Head lice (nits)
What are head lice?
Head lice (Pediculus humanus capitis), also known as nits (which are actually the eggs of the lice), live, eat and breed on the hair and skin of the human scalp. They are small, wingless insects, about 2.5 to 3.5 mm in length. Head lice cannot jump or fly, but they can roam the scalp by moving from hair to hair with strong claws. Healthy head lice can be very difficult to see on the scalp as they move quickly when the hair is disturbed.
Female lice lay about 6 to 8 eggs every day. Eggs are laid close to their food supply — the scalp. The eggs (nits), which are small whitish flecks, are often seen behind the ears and towards the nape of the neck. They are attached firmly to the hair and are very hard to remove or slide along the hair shaft. This is in contrast to dandruff which is easy to slide along the hair shaft. Eggs hatch about 7 to 10 days after being laid.
How are head lice spread?
Because they cannot fly or jump, head lice must come in close contact with another person’s hair or head to spread. This can be done by sitting or lying next to a person with head lice, or using the same hairbrush, comb or hat. Head lice infestations occur most frequently in schoolchildren because they tend to be in close personal contact with each other and to share brushes and combs. Head lice are not associated with a lack of cleanliness (in fact, some believe that lice prefer clean hair).
Symptoms of head lice

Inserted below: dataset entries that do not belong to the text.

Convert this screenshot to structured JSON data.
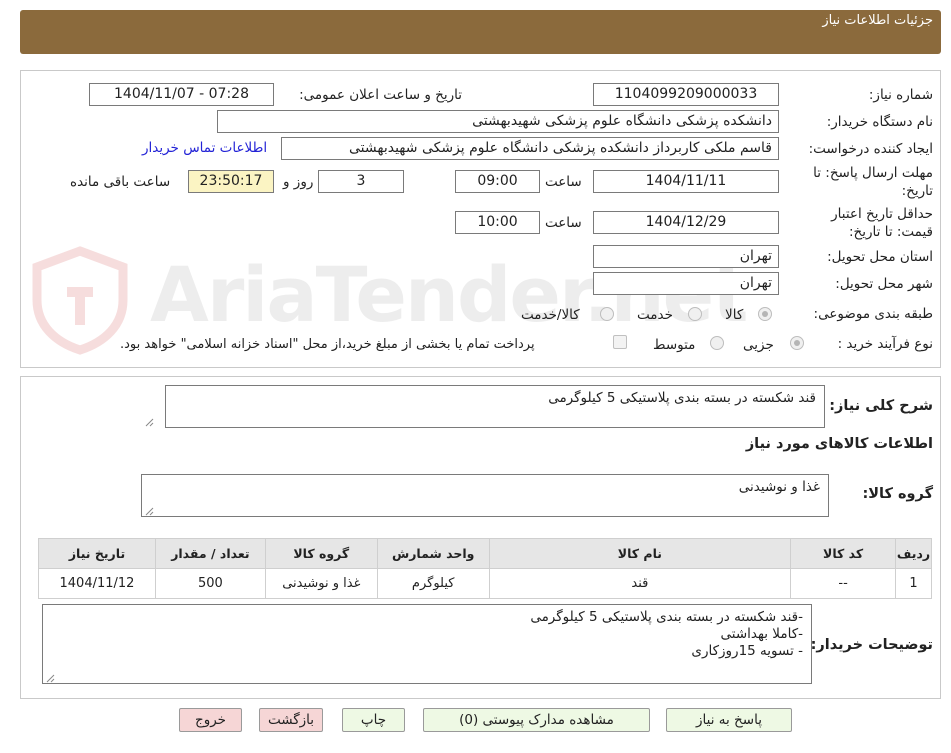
{
  "header": {
    "title": "جزئیات اطلاعات نیاز"
  },
  "watermark": {
    "brand": "AriaTender.net"
  },
  "form": {
    "need_number": {
      "label": "شماره نیاز:",
      "value": "1104099209000033"
    },
    "announce": {
      "label": "تاریخ و ساعت اعلان عمومی:",
      "value": "1404/11/07 - 07:28"
    },
    "buyer_org": {
      "label": "نام دستگاه خریدار:",
      "value": "دانشکده پزشکی دانشگاه علوم پزشکی شهیدبهشتی"
    },
    "requester": {
      "label": "ایجاد کننده درخواست:",
      "value": "قاسم ملکی کاربرداز دانشکده پزشکی دانشگاه علوم پزشکی شهیدبهشتی",
      "contact_link": "اطلاعات تماس خریدار"
    },
    "reply_deadline": {
      "label_line1": "مهلت ارسال پاسخ: تا",
      "label_line2": "تاریخ:",
      "date": "1404/11/11",
      "time_label": "ساعت",
      "time": "09:00",
      "days": "3",
      "days_label": "روز و",
      "remaining": "23:50:17",
      "remaining_label": "ساعت باقی مانده"
    },
    "price_validity": {
      "label_line1": "حداقل تاریخ اعتبار",
      "label_line2": "قیمت: تا تاریخ:",
      "date": "1404/12/29",
      "time_label": "ساعت",
      "time": "10:00"
    },
    "province": {
      "label": "استان محل تحویل:",
      "value": "تهران"
    },
    "city": {
      "label": "شهر محل تحویل:",
      "value": "تهران"
    },
    "category": {
      "label": "طبقه بندی موضوعی:",
      "options": [
        "کالا",
        "خدمت",
        "کالا/خدمت"
      ],
      "selected": "کالا"
    },
    "purchase_process": {
      "label": "نوع فرآیند خرید :",
      "options": [
        "جزیی",
        "متوسط"
      ],
      "selected": "جزیی",
      "note": "پرداخت تمام یا بخشی از مبلغ خرید،از محل \"اسناد خزانه اسلامی\" خواهد بود."
    }
  },
  "summary": {
    "label": "شرح کلی نیاز:",
    "value": "قند شکسته در بسته بندی پلاستیکی 5 کیلوگرمی"
  },
  "goods_section": {
    "title": "اطلاعات کالاهای مورد نیاز"
  },
  "goods_group": {
    "label": "گروه کالا:",
    "value": "غذا و نوشیدنی"
  },
  "table": {
    "headers": [
      "ردیف",
      "کد کالا",
      "نام کالا",
      "واحد شمارش",
      "گروه کالا",
      "تعداد / مقدار",
      "تاریخ نیاز"
    ],
    "rows": [
      [
        "1",
        "--",
        "قند",
        "کیلوگرم",
        "غذا و نوشیدنی",
        "500",
        "1404/11/12"
      ]
    ]
  },
  "buyer_notes": {
    "label": "توضیحات خریدار:",
    "lines": [
      "-قند شکسته در بسته بندی پلاستیکی 5 کیلوگرمی",
      "-کاملا بهداشتی",
      "- تسویه 15روزکاری"
    ]
  },
  "buttons": {
    "reply": "پاسخ به نیاز",
    "attachments": "مشاهده مدارک پیوستی (0)",
    "print": "چاپ",
    "back": "بازگشت",
    "exit": "خروج"
  },
  "colors": {
    "header_bg": "#8b6a3c",
    "link": "#2323d6",
    "highlight": "#fbf4c3",
    "button_green": "#eef9e4",
    "button_pink": "#f6d6d6"
  }
}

Head lice may cause the scalp to itch, although often there are no symptoms. An active infestation of head lice is diagnosed by looking at the scalp and hair and either finding a live insect on the scalp or finding an egg (a nit) within 1.5 cm of the scalp (older eggs are found more than 1.5 cm from the scalp).

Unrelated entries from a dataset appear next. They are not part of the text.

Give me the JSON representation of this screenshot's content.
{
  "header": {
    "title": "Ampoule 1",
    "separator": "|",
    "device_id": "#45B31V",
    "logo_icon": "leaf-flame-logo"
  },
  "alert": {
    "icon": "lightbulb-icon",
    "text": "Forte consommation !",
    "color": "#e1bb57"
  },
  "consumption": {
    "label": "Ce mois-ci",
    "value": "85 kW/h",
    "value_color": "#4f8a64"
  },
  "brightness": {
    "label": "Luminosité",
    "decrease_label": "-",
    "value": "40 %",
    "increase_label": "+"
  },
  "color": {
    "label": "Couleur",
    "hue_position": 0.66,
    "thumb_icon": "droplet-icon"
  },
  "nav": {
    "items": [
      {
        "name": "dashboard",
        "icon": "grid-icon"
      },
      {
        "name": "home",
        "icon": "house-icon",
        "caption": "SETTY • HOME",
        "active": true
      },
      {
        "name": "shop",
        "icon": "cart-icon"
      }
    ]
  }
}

Wet comb technique to find lice
To help detect head lice, you can use the wet comb technique. Simply apply any brand of regular hair conditioner to dry, untangled (brushed) hair. This stuns the lice for about 20 minutes. Then comb the conditioner through to the ends of the hair using a fine-toothed lice comb. Wipe the combings onto a tissue; inspect the tissue for lice and eggs as you go (live eggs will ‘pop’ when squeezed between the fingernails). If any lice or live eggs are present you need to treat the infestation as described below.
How are head lice treated?
If you find lice or live nits in the hair or in the combings after using the wet comb technique, you will need to treat the infestation.
Some cases can be treated by wet combing every day for 10-14 days until no lice are found, but this method has only about a 40 per cent success rate.
Alternatively, a special shampoo or lotion can be used. Speak to your pharmacist for advice about which treatment to use. Follow the directions on the package carefully using a clock to time how long the treatment should be left on. Unfortunately there is a high degree of resistance to many of the available lice treatments. Do not be tempted to use kerosene, insecticides or methylated spirits. Many treatments can irritate the scalp. While it does have antiseptic properties, there is no clear evidence that tea tree oil is an effective treatment for lice.
The shampoo or lotion will need to be applied twice. This is because no head lice treatment kills the eggs as well as the lice. Treatment is generally repeated after 7 to 10 days to kill the newly hatched lice from eggs that have survived the first application. Wet combing should be performed twice in between applications to remove any eggs, and a day after the second application to check the effectiveness of the treatment.
If the lice are resistant to a particular shampoo or lotion, the treatment will need to be repeated with a different formulation. If several have failed you may need to fall back on the time-consuming comb and conditioner method.
Nits and lice may be found on items that the affected person has been using, such as bedding. They can be removed by machine washing and drying on the hottest setting. You can treat combs and brushes by soaking them for at least 5 minutes in hot water (more than 55 degrees Celsius).
An alternative to washing in hot water is to carefully seal contaminated items in plastic bags for about 14 days, which kills the lice because they are separated from their food source.
Check for head lice on the scalps of family members and close contacts. Only treat if an active infestation is found — there’s no need to treat everyone who has been in contact with the person who has had head lice.
Last Reviewed: 30/11/2009
1. New South Wales Department of Education and Training. Head lice: Treatment. Available from: http://www.health.nsw.gov.au/publichealth/environment/headlice/treatment.asp (accessed Dec 2009). 2. New South Wales Department of Education and Training. Head lice: information for parents and carers. Available from: https://www.det.nsw.edu.au/media/downloads/languagesupport/headlice/infosheet/english.pdf (accessed Dec 2009). 3. Centers for Disease Control and Prevention. Head lice [Website; reviewed May 2008]. http://www.cdc.gov/lice/head/index.html (accessed Dec 2009).
Head lice are small insects that tend to live on and feed from the human scalp, causing intense itching and scratching of the affected area. They are easily spread from person to person, most commonly amongst children. Adhering to treatment advice can prevent them returning.
Childhood infections: minimising the spread
The 3 most effective ways of stopping the spread of childhood infections are: getting your children vaccinated; keeping them at home when they are sick; and careful hand washing.